As somebody who is creative by nature I have often been accused of having my head in the clouds. Was I ahead of my time? As you can’t avoid the term ‘cloud computing’ no matter how hard you try. Companies now offer ‘cloud services’ and you can do ‘cloud backup’ or ‘cloud collaboration’. Apple has iCloud, Google has a suite of cloud based products, from GMail to Google Docs. Evernote, Dropbox and more are all living in the cloud. No matter where you are, no matter what device you are using, you can get access to your data as long as it all lives in the cloud. Does this mean you need to worry less about cyber security? Sadly not.
Now I hate to break it to you, but cloud services in all their forms do not float around the world buffeted by a light breeze high up in a beautiful blue sky. The cloud is actually very firmly ground based and it will reside in one, or more data centres across the globe. These data centres, who may be powered by technology from IBM, Oracle, HP and other IT enterprise big hitters, allow many smaller companies – to locate equipment in them and start providing cloud services, from data sharing and collaboration tools, to hosted email services.
The shift to cloud has many business benefits, firstly you can start to rely less on your in house servers and the team that supports them. You can gain greater uptime, throughput and expansion capabilities for much less expense. Many IT headaches that companies deal with actually evaporate; cyber security isn’t one of them.
If a company is considering a ‘move to the cloud’ one of their key questions should be around cyber security and to determine if there is a greater or lesser risk by moving critical business data offsite to servers that could well be located outside of the UKs borders. Would a hacker be more interested in attacking your server, located in a little server room in your office, or trying to take down the underpinnings of Amazons Web Services (AWS)? If you move data to a cloud provider and it gets compromised in any way, what laws and regulations cover you? – or don’t cover you! You may have got cyber liability insurance in place, but will that assist in the event of your cloud service provider suffering an attack? The list can go on and on.
You may decide to do hybrid cloud approach, where you keep business critical, or business sensitive data in house and less critical data on cloud services. You may consider only going with ‘named’ providers such as Microsoft or Google as opposed to ‘Freds Cloud Computing Company’, located in a flat above the local chippy. Choose wisely and with the same level of due diligence you would use when selecting any other IT provider.

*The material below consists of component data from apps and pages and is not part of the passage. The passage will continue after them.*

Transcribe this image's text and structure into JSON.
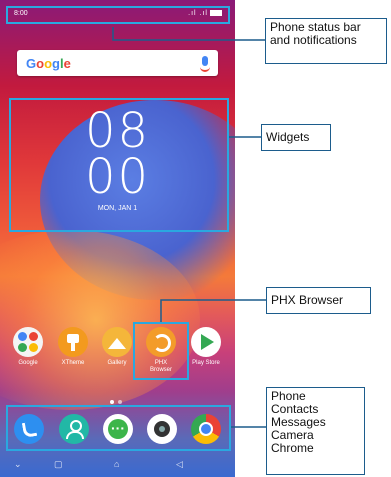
{
  "status_bar": {
    "time": "8:00",
    "signal_text": ".ıl .ıl"
  },
  "search": {
    "logo": "Google"
  },
  "clock": {
    "hours": "08",
    "minutes": "00",
    "date": "MON, JAN 1"
  },
  "home_apps": [
    {
      "label": "Google"
    },
    {
      "label": "XTheme"
    },
    {
      "label": "Gallery"
    },
    {
      "label": "PHX Browser"
    },
    {
      "label": "Play Store"
    }
  ],
  "dock": [
    "phone",
    "contacts",
    "messages",
    "camera",
    "chrome"
  ],
  "nav_buttons": [
    "back-chevron",
    "recents",
    "home",
    "back-triangle"
  ],
  "callouts": {
    "status": "Phone status bar and notifications",
    "widgets": "Widgets",
    "phx": "PHX Browser",
    "dock_lines": [
      "Phone",
      "Contacts",
      "Messages",
      "Camera",
      "Chrome"
    ]
  },
  "colors": {
    "highlight": "#2aa8e0",
    "callout_border": "#1c5c8c"
  }
}
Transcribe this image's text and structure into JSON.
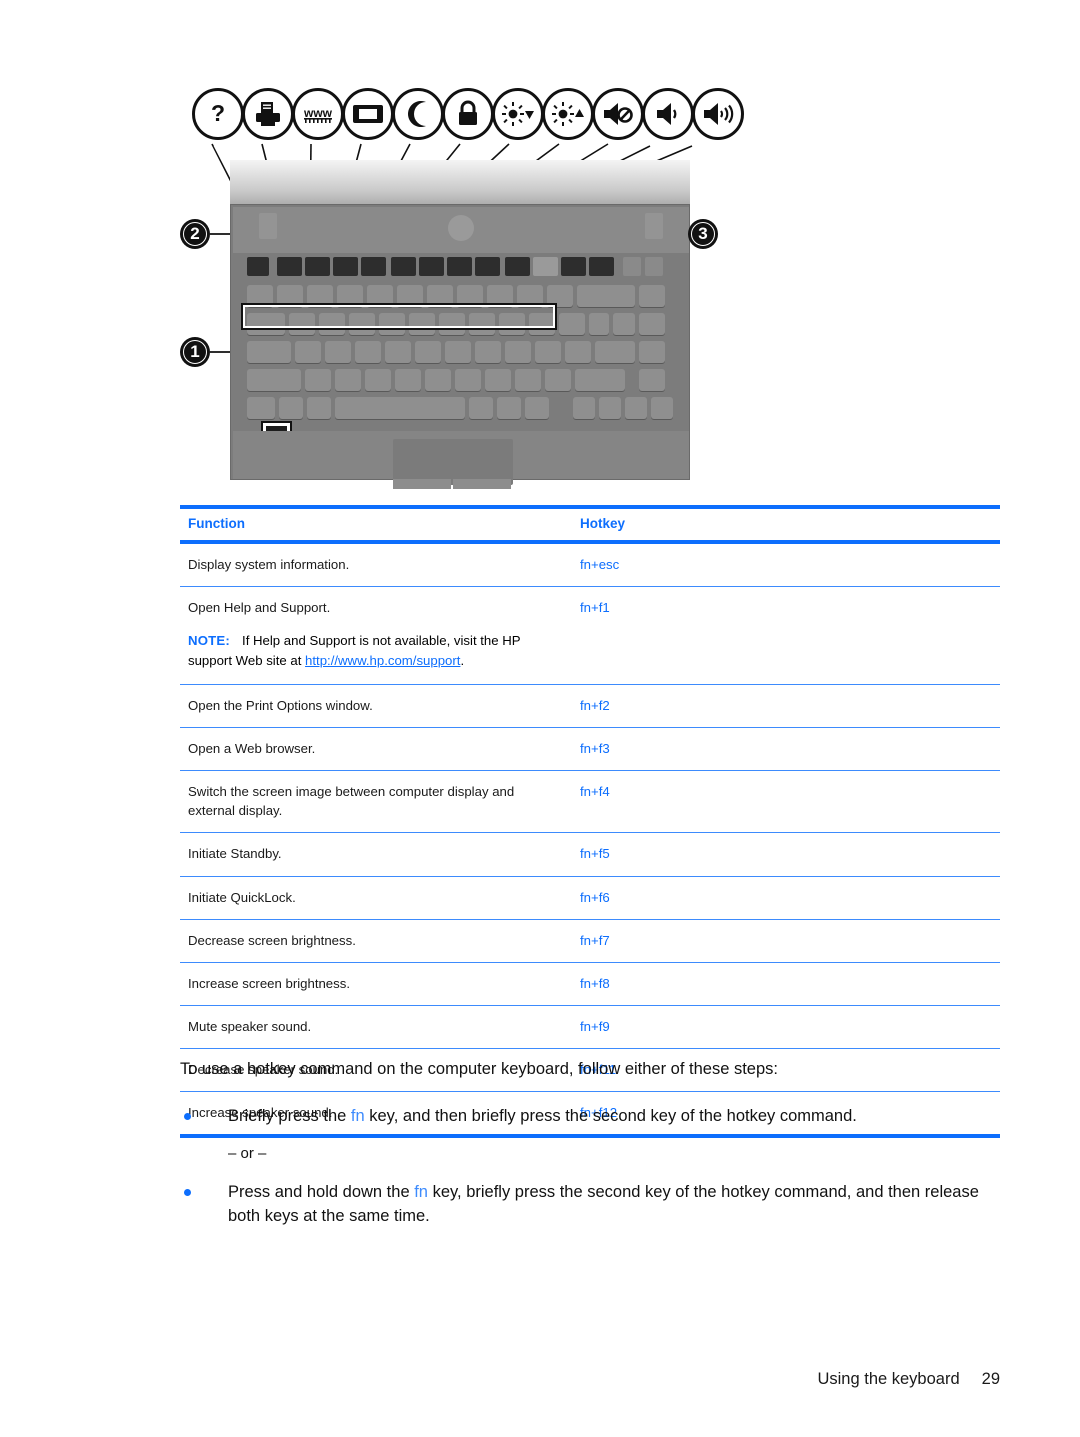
{
  "figure": {
    "alt": "HP notebook computer keyboard with hotkey callouts",
    "callouts": [
      {
        "number": "1",
        "target": "fn-key"
      },
      {
        "number": "2",
        "target": "function-key-row-left"
      },
      {
        "number": "3",
        "target": "function-key-row-right"
      }
    ],
    "hotkey_icons": [
      {
        "name": "question-mark-icon",
        "meaning": "Help and Support"
      },
      {
        "name": "printer-icon",
        "meaning": "Print Options"
      },
      {
        "name": "www-icon",
        "meaning": "Web browser"
      },
      {
        "name": "display-switch-icon",
        "meaning": "Switch screen image"
      },
      {
        "name": "moon-icon",
        "meaning": "Standby"
      },
      {
        "name": "lock-icon",
        "meaning": "QuickLock"
      },
      {
        "name": "brightness-decrease-icon",
        "meaning": "Decrease screen brightness"
      },
      {
        "name": "brightness-increase-icon",
        "meaning": "Increase screen brightness"
      },
      {
        "name": "speaker-mute-icon",
        "meaning": "Mute speaker sound"
      },
      {
        "name": "speaker-decrease-icon",
        "meaning": "Decrease speaker sound"
      },
      {
        "name": "speaker-increase-icon",
        "meaning": "Increase speaker sound"
      }
    ]
  },
  "table": {
    "headers": {
      "function": "Function",
      "hotkey": "Hotkey"
    },
    "accent_color": "#0d6efd",
    "rows": [
      {
        "function": "Display system information.",
        "hotkey": "fn+esc"
      },
      {
        "function": "Open Help and Support.",
        "hotkey": "fn+f1",
        "note": {
          "label": "NOTE:",
          "text_before_url": "If Help and Support is not available, visit the HP support Web site at ",
          "url": "http://www.hp.com/support",
          "text_after_url": "."
        }
      },
      {
        "function": "Open the Print Options window.",
        "hotkey": "fn+f2"
      },
      {
        "function": "Open a Web browser.",
        "hotkey": "fn+f3"
      },
      {
        "function": "Switch the screen image between computer display and external display.",
        "hotkey": "fn+f4"
      },
      {
        "function": "Initiate Standby.",
        "hotkey": "fn+f5"
      },
      {
        "function": "Initiate QuickLock.",
        "hotkey": "fn+f6"
      },
      {
        "function": "Decrease screen brightness.",
        "hotkey": "fn+f7"
      },
      {
        "function": "Increase screen brightness.",
        "hotkey": "fn+f8"
      },
      {
        "function": "Mute speaker sound.",
        "hotkey": "fn+f9"
      },
      {
        "function": "Decrease speaker sound.",
        "hotkey": "fn+f11"
      },
      {
        "function": "Increase speaker sound.",
        "hotkey": "fn+f12"
      }
    ]
  },
  "body": {
    "lead": "To use a hotkey command on the computer keyboard, follow either of these steps:",
    "bullet1_before": "Briefly press the ",
    "bullet1_fn": "fn",
    "bullet1_after": " key, and then briefly press the second key of the hotkey command.",
    "or_text": "– or –",
    "bullet2_before": "Press and hold down the ",
    "bullet2_fn": "fn",
    "bullet2_after": " key, briefly press the second key of the hotkey command, and then release both keys at the same time."
  },
  "footer": {
    "section": "Using the keyboard",
    "page_number": "29"
  }
}
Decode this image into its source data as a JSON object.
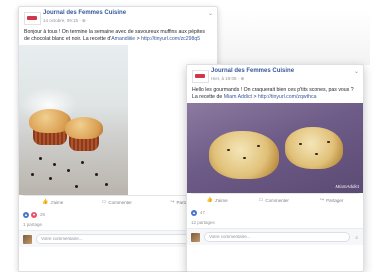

Many cloud providers will supply details on their security measures, in fact Google have an entire web page devoted to the levels of security they have put in place, from physical security and access restrictions to the continued monitoring for malicious code. Amazon have done something very similar too. The bottom line for these big cloud providers is that none of them would ever want to be the ‘TalkTalk’ of cloud, by that I mean the one that suffers from a highly public and embarrassing breach, leading to severe reputation damage. Therefore, cyber security is one of their highest priority issues.
Also consider that smaller companies that offer a cloud service, may in fact house their offerings within the infrastructure of a major cloud service provider. If you take a look at Adobe they host their Managed Services Program, including their Adobe Connect web conferencing software on Amazon Web Services, therefore benefiting greatly from the security measures that are already in place. So if you were to ‘buy in’ to cloud services offered by Adobe, some research will tell you that it is hosted by Amazon, who have a comprehensive breakdown of all the security measures they have in place, enabling you to determine if the risk is greater, or lesser then trying to do it yourself.
Alongside Adobe Amazon also provide cloud services to Netflix and the highly data sensitive NASA. Now I’m not saying this as a thinly veiled advertisement for Amazon, but more that if the security measures in place satisfy such companies as those, then they will more than likely satisfy you.
Like all technology trends and investments, you can be swiftly attracted to the functionality of a product or service as opposed to its security, but moving to the cloud requires a longer term more considered approach with cyber security as a top priority. The companies do provide very comprehensive information on their security measures which can make for very interesting reading, but to do that we all need to get our heads of out the clouds!